Another one of my favorite characters in the book that there’s almost nothing written about because he’s kind of a given a little hint there “he” is kind of an enigma. Laura wrote about him later in a lot of different things in drafts of her early manuscripts and in articles and things. There’s a lot of conflicting information and a lot of puzzles surrounding him and questions surrounding him. So this book is basically looking at that very much beloved character and trying to figure out maybe who he really was–doing a little detective work to see if we can discover who he might’ve been in real life. This has been a huge labor of love because my husband, who is British, when I first started writing, he did not want anything to do with writing at all. He did not like writing in the least, and now he’s working on his own projects, but this book, this next book, we’re actually, co-authors. Once you get in and know just the pleasure that it can bring you personally and the joy you can bring to others and information that you can bring to the world –And obviously when you’re writing about things that are important to you and, or hopefully honoring to Christ, you know, you’re bringing that into the world. And once you get hooked on that, you’re hooked. So this is a special project.
I can’t wait. That’ll be so cool.

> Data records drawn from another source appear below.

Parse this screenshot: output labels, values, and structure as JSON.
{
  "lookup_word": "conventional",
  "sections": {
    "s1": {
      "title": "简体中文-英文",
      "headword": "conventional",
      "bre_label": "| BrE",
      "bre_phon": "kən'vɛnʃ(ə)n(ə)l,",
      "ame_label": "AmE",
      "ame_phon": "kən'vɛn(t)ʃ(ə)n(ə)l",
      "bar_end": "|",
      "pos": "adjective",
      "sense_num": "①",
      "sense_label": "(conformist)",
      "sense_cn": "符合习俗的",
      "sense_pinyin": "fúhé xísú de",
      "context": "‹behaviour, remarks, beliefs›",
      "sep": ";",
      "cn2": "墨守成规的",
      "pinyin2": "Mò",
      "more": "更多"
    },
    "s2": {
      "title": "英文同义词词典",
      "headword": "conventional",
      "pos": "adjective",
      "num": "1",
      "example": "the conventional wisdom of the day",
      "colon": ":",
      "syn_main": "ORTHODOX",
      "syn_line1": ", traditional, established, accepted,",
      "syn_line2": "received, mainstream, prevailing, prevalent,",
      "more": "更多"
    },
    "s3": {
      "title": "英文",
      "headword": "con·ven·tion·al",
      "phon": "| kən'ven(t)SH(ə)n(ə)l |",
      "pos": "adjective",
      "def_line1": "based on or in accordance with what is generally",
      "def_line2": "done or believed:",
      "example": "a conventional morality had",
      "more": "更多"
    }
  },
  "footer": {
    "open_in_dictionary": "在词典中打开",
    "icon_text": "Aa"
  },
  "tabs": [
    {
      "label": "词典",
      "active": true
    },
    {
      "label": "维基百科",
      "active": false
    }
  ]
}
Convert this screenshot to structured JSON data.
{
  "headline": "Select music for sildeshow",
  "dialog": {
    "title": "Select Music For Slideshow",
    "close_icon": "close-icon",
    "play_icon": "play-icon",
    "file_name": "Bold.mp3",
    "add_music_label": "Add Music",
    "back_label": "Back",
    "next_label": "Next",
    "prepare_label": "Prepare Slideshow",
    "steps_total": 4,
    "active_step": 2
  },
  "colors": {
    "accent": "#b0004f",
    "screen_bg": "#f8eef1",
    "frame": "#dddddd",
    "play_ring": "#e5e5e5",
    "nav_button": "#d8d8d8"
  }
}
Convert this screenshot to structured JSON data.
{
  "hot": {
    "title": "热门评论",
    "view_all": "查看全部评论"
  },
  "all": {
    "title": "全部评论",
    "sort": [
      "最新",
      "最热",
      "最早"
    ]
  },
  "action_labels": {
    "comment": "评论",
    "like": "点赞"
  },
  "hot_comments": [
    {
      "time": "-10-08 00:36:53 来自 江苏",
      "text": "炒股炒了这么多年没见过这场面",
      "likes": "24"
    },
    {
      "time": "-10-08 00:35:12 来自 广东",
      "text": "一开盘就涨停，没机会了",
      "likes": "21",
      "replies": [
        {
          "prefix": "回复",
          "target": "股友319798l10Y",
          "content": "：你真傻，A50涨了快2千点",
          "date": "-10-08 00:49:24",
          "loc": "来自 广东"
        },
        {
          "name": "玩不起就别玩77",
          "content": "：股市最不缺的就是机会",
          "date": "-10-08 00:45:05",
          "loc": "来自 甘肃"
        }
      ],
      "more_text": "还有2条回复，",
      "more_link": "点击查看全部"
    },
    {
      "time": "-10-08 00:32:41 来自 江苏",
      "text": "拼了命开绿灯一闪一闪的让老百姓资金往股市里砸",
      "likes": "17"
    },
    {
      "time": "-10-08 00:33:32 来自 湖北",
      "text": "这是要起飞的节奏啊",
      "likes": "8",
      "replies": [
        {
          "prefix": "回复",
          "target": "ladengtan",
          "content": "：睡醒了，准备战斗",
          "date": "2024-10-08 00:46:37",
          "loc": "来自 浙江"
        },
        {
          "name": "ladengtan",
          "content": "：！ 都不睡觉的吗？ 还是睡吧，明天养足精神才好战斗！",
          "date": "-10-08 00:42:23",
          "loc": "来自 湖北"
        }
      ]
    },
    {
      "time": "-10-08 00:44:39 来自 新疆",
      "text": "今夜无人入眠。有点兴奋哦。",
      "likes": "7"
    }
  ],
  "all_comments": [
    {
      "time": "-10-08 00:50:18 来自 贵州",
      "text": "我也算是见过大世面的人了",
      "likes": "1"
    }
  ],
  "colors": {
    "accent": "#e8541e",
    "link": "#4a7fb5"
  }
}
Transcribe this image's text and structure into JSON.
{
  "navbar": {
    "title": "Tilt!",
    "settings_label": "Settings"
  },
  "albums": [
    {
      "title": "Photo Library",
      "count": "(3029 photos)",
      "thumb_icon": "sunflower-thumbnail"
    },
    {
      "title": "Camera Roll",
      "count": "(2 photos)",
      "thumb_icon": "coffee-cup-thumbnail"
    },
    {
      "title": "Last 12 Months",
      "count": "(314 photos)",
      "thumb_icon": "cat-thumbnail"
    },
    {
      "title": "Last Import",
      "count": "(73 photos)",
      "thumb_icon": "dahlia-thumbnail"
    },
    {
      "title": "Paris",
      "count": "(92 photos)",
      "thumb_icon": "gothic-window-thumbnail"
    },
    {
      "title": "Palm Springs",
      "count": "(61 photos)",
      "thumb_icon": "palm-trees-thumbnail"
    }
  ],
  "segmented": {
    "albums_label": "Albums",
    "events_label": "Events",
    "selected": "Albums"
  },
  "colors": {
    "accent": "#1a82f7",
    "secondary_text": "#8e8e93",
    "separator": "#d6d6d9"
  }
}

Thank you for joining us for “Books that Spark,” a podcast, celebrating books that spark imagination, emotion, questions, and discussions as we disciple our children and help them follow Christ with their whole hearts. If you would like to join my mailing list, you can find me at TerrieHellardBrown.com. If you’ve enjoyed this episode, be sure to download it so you’ll always have access to it and help others to be able to find our podcast. If you’d like to connect with Robynne, you can reach her through her website at robynnemiller.com. Today’s interview we’ve divided into two parts because there was so much we wanted to talk about. So, this first part is about all things Little House. Next week, join us as we discuss some other books that cover some very important topics for our world today. And hear some other great pointers from Robynne as she joins us next week on “Books that Spark.”
Terrie Hellard-Brown writes and speaks to help children and adults find God’s purpose and plan for their lives. She teaches workshops and writes devotional books, children’s stories, and Christian education materials.
Her podcast, Books that Spark, reviews children’s books that spark imagination, emotion, questions, and discussion leading to teachable moments with our kids. Her podcast posts each Tuesday morning.
Her blog posts are published each Thursday and discuss living as a disciple of Christ while discipling our children. She challenges us to step out of our comfort zones to walk by faith in obedience to Christ.
For more information, visit her website at terriehellardbrown.com
Terrie uses her experiences as a mother of four (three on “the spectrum”), 37 years in ministry (15 in Taiwan), and 32 years teaching to speak to the hearts of readers.
Her motto is “Growing older is inevitable; growing up is optional” and keeps her childlike joy by writing children’s stories, delighting over pink dolphins, and frequently laughing till it hurts.
Inspire Christian Writers Conference at Mount Hermon
March 25th-29th, 2022
Mount Hermon Christian Conference Center
Felton, CA (not far from Santa Cruz)
2 thoughts on “Episode 75: Interview with Robynne Miller about All Things Little House”
Thank you Terrie and Robynne! Good to hear from you both, and I always love learning more about Laura Ingalls and family!
Good to hear from you, Heather!
I found the info Robynne shared so interesting. Next week we’ll have even more interesting information about some other topics. It was great catching up with Robynne.